Au Sable Faculty Research Mentors
Rob Keys, PhD - Cornerstone University
Rob Keys serves as research mentor and teaches our Research Methods II course. He is currently the Associate Professor of Science at Cornerstone University. He received his BA in field biology from Cornerstone, M.Ed in Environmental Education from Gannon University and his PhD in Science Education with an Ecology emphasis from Western Michigan University.
His research interests involve the movements and interactions of wildlife across landscape matrices with emphasis on the impact of white-tailed deer on other animal movements. He also works on developing ecological models for teaching ecology concepts to students and helping undergraduate students with their research.
David Mahan, PhD - Au Sable Institute of Environmental Studies
Dave Mahan is the Associate Director and Registrar for Au Sable Institute and serves as research program coordinator and lead research faculty for the Boardman River Restoration project. Dave received his M.S. and Ph.D. in Stream Ecology from Michigan State University. Prior to coming to Au Sable, he was a biology professor at Western Michigan University and a Field Representative for the Michigan Field Office of the Nature Conservancy. These educational and occupational experiences helped him acquire the knowledge and skills necessary to teach courses at Au Sable and nurtured his life-long commitment to the conservation and restoration of land and water resources.
Ken Sytsma, PhD - University of Wisconsin-Madison
Ken Sytsma serves as lead research faculty for our Grand Traverse Shoreline Restoration project and teaches the Field Botany course. He is currently a Professor of Botany at the University of Wisconsin-Madison, where he has taught since 1985. He served as Acting Director of the University of Wisconsin Herbarium (1993-1997), Acting Director of the Wisconsin State Herbarium (2006-2007), chair of the Botany Department (1998-2001), chair of the Biology major (2004 -2008), and Associate Editor of the Journal of Botany (2008-present). Ken received his B.S. in Biology from Calvin College, M.A. in Botany and Ecology from Western Michigan University, and his Ph.D. in Systematic and Evolutionary Biology from Washington University (St. Louis).
His research interests include the phylogenetics of flowering plants; floristics and biogeography of Great Lakes flora; adaptive radiations of island, tepui, and Andean flora; molecular and morphological evolution of Myrtales, Ericales, Brassicales, Campanulales and commelinoid monocots with emphasis on Onagraceae, Combretaceae, Capparidaceae, Bromeliaceae, Rapateaceae, Lobeliaceae; biogeography of disjunctions; phylogeography of rare or invasive species; pollination biology; and theory of evolution – biological, philosophical, and religious implications.
Ben Van Ee, PhD - Black Hills State University
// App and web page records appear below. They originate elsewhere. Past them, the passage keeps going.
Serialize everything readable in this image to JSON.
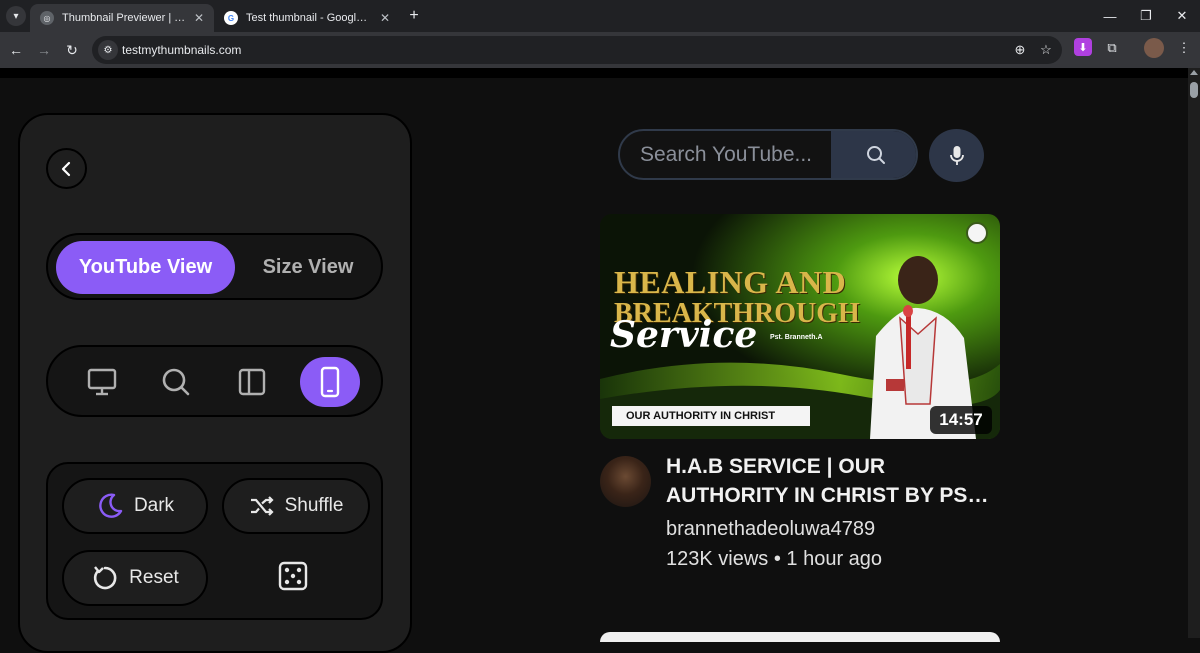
{
  "browser": {
    "tabs": [
      {
        "title": "Thumbnail Previewer | TmT Test",
        "active": true
      },
      {
        "title": "Test thumbnail - Google Search",
        "active": false
      }
    ],
    "url": "testmythumbnails.com"
  },
  "panel": {
    "view_toggle": {
      "youtube": "YouTube View",
      "size": "Size View",
      "selected": "youtube"
    },
    "devices": [
      {
        "icon": "desktop-icon",
        "active": false
      },
      {
        "icon": "search-icon",
        "active": false
      },
      {
        "icon": "sidebar-icon",
        "active": false
      },
      {
        "icon": "mobile-icon",
        "active": true
      }
    ],
    "actions": {
      "dark": "Dark",
      "shuffle": "Shuffle",
      "reset": "Reset"
    },
    "accent": "#8b5cf6"
  },
  "youtube": {
    "search_placeholder": "Search YouTube...",
    "thumbnail": {
      "line1": "HEALING AND",
      "line2": "BREAKTHROUGH",
      "script": "Service",
      "pastor": "Pst. Branneth.A",
      "band": "OUR AUTHORITY IN CHRIST"
    },
    "duration": "14:57",
    "title": "H.A.B SERVICE | OUR AUTHORITY IN CHRIST BY PST BRANNETH ADEOLUWA",
    "channel": "brannethadeoluwa4789",
    "meta": "123K views • 1 hour ago"
  }
}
Ben Van Ee serves as faculty research support in molecular genetics. Ben received his B.S. in Environmental Studies from Dordt College and a Ph.D. in Systematic Botany from the University of Wisconsin-Madison. He is currently an Assistant Professor and Herbarium Curator at Black Hills State University in Spearfish, South Dakota. His research is in plant phylogenetics, taxonomy, and biogeography of both tropical species of the Euphorbiaceae family and plants from the upper midwest of North America.
John Korstad, PhD - Oral Roberts University
John Korstad serves as faculty research support in limnology. John is Professor of Biology at Oral Roberts University, where he has taught since 1980. He attended California Lutheran College at Thousand Oaks where he double majored in biology and geology, earned an M.S. at California State University, and his Ph.D. in Ecology from the University of Michigan in Ann Arbor. His current research is on developing biofuels from algae. Previously, he conducted aquaculture research in Norway as part of a Fulbright grant and Marshall Fund Award.
Fred VanDyke, PhD - Au Sable Institute of Environmental Studies
Fred Van Dyke is Au Sable Institute Executive Director. Fred received his Ph.D. in environmental and forest biology from the College of Environmental Science and Forestry, State University of New York-Syracuse. He has served as a wildlife biologist for the Montana Department of Fish, Wildlife and Parks, a scientific and management consultant to the National Park Service, and an ex officio member of numerous interdisciplinary management teams of the U. S. Forest Service. His studies of wildlife ecology, plant ecology and fire ecology have been published in The Journal of Wildlife Management, The Wildlife Society Bulletin, Journal of Mammalogy, The American Biology Teacher, and in the books, The Greater Yellowstone Ecosystem: Redefining America's Wilderness Heritage (Yale University Press 1991) and The Complete Book of North American Mammals (Smithsonian Institute Press 1998). Fred is author of the widely and internationally used textbook, Conservation Biology: Foundations, Concepts, Applications (Springer 2008).